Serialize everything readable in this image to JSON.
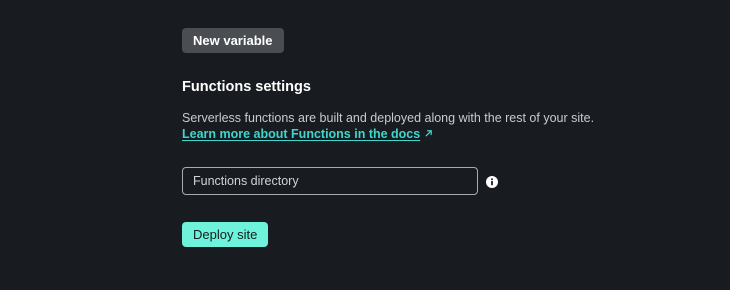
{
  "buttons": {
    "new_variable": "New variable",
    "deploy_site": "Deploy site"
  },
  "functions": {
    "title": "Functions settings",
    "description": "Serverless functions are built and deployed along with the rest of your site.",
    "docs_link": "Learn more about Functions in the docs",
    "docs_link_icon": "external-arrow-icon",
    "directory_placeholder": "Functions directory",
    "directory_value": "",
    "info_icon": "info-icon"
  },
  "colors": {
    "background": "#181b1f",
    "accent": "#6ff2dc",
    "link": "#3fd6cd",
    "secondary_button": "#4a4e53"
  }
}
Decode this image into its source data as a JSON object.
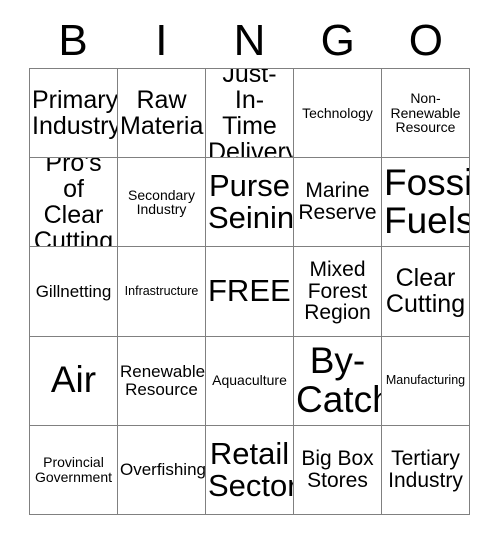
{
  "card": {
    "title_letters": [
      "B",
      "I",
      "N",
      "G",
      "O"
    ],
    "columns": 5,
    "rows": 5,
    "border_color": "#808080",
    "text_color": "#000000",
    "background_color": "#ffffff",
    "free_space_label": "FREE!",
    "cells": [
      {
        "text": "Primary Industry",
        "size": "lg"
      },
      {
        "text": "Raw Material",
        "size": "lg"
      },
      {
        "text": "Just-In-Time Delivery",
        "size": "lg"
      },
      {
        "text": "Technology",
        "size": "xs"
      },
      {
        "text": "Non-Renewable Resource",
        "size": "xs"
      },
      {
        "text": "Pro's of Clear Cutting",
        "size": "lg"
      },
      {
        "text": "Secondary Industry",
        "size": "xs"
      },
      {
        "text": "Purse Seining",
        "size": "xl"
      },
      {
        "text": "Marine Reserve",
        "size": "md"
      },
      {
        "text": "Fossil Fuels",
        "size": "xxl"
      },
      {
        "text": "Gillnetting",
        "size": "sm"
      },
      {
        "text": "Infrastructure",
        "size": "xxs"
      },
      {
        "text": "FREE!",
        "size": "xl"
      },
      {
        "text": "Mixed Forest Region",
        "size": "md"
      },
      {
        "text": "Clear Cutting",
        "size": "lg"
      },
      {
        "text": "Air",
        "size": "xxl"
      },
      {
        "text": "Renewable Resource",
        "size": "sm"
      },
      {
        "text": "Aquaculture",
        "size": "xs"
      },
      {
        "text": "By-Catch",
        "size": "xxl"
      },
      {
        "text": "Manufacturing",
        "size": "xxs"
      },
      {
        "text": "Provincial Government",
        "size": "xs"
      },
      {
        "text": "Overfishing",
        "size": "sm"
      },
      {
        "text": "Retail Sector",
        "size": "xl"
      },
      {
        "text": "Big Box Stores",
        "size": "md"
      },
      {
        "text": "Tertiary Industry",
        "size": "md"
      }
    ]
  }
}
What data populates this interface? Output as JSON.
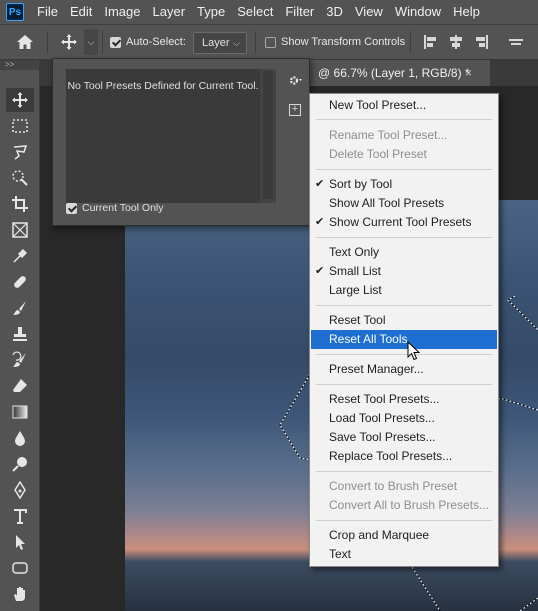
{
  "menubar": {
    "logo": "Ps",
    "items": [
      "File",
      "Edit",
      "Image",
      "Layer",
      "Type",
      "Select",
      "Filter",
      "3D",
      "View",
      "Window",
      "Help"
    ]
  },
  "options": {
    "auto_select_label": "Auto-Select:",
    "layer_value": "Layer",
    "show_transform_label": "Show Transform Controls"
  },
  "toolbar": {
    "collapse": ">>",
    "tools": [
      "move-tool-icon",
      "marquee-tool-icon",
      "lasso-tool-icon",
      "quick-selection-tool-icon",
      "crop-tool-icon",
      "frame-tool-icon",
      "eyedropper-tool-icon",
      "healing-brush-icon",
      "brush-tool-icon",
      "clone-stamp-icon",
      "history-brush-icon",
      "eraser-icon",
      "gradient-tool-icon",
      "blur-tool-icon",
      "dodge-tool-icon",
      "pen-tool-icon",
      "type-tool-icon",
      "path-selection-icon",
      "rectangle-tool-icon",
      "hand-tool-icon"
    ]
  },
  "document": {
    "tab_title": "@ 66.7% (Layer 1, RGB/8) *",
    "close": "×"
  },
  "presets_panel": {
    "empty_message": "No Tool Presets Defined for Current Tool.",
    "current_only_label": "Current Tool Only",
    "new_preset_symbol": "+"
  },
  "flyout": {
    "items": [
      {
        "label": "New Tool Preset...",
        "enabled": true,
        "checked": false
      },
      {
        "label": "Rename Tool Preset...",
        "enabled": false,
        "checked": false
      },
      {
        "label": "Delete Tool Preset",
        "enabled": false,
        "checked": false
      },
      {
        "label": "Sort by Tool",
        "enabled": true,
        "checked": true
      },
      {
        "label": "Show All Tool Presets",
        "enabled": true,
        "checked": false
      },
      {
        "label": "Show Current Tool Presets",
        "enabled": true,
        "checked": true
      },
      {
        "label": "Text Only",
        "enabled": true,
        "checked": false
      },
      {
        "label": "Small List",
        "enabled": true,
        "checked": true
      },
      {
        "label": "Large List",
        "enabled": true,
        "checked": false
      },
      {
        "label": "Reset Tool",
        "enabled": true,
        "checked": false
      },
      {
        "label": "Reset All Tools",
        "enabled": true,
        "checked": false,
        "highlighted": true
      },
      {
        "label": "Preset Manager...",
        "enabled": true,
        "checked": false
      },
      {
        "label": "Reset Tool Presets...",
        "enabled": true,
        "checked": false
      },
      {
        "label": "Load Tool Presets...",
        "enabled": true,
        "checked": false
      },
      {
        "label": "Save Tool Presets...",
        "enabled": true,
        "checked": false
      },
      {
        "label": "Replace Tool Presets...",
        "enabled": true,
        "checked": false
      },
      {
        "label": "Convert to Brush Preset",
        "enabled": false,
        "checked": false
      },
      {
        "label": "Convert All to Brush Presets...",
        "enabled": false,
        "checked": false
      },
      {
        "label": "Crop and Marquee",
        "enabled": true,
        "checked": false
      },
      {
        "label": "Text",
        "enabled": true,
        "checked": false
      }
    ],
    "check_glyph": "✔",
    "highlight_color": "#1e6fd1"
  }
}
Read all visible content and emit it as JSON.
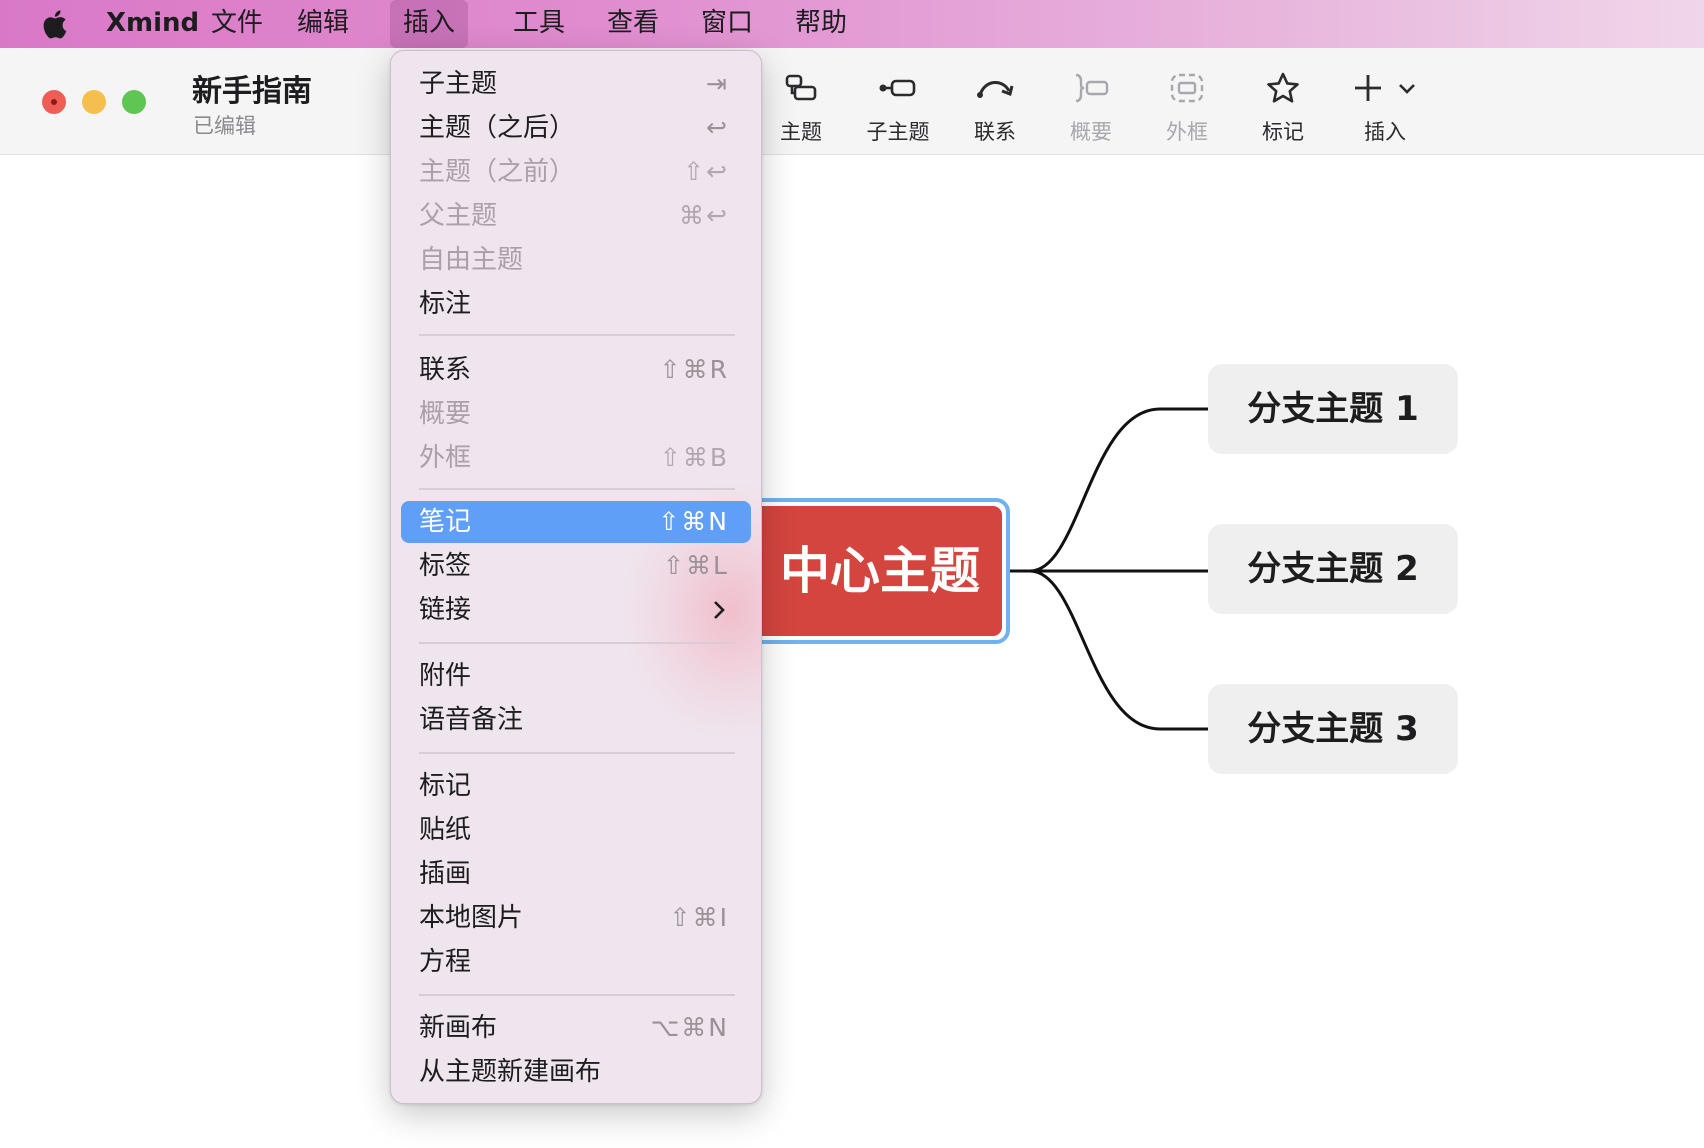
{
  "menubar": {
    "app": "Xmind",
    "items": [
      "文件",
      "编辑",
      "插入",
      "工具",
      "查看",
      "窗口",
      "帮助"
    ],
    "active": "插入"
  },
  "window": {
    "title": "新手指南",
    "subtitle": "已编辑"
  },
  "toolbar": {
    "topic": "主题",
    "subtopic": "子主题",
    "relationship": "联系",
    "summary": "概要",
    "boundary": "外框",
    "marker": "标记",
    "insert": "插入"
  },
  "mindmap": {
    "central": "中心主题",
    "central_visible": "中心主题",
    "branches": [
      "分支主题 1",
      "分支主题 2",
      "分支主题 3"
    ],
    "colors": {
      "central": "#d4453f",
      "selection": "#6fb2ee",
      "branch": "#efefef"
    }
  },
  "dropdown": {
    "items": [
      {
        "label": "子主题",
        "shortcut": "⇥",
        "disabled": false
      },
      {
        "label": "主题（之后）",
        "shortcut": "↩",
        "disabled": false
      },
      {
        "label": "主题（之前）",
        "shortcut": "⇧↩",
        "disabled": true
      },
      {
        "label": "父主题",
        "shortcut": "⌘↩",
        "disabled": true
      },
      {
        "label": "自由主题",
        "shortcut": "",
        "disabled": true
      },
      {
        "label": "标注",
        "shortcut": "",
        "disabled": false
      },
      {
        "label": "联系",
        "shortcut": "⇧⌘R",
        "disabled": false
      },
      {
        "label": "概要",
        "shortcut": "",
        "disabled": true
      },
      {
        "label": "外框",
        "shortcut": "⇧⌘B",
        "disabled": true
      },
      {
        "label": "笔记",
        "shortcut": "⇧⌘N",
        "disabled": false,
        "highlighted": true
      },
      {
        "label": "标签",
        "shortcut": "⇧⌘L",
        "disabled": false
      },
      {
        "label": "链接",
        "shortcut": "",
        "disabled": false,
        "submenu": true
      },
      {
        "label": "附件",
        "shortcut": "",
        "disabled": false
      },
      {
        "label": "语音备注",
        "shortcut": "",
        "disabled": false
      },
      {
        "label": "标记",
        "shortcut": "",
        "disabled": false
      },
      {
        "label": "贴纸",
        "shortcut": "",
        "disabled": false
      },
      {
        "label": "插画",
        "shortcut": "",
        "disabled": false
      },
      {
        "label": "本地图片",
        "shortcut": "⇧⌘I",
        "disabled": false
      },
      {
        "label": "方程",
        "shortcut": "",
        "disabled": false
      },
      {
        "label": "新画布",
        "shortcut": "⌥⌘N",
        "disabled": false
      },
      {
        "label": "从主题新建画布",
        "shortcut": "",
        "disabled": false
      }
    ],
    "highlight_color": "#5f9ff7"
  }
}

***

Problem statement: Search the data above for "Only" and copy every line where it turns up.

Final answer:
    "current_only_label": "Current Tool Only",
        "label": "Text Only",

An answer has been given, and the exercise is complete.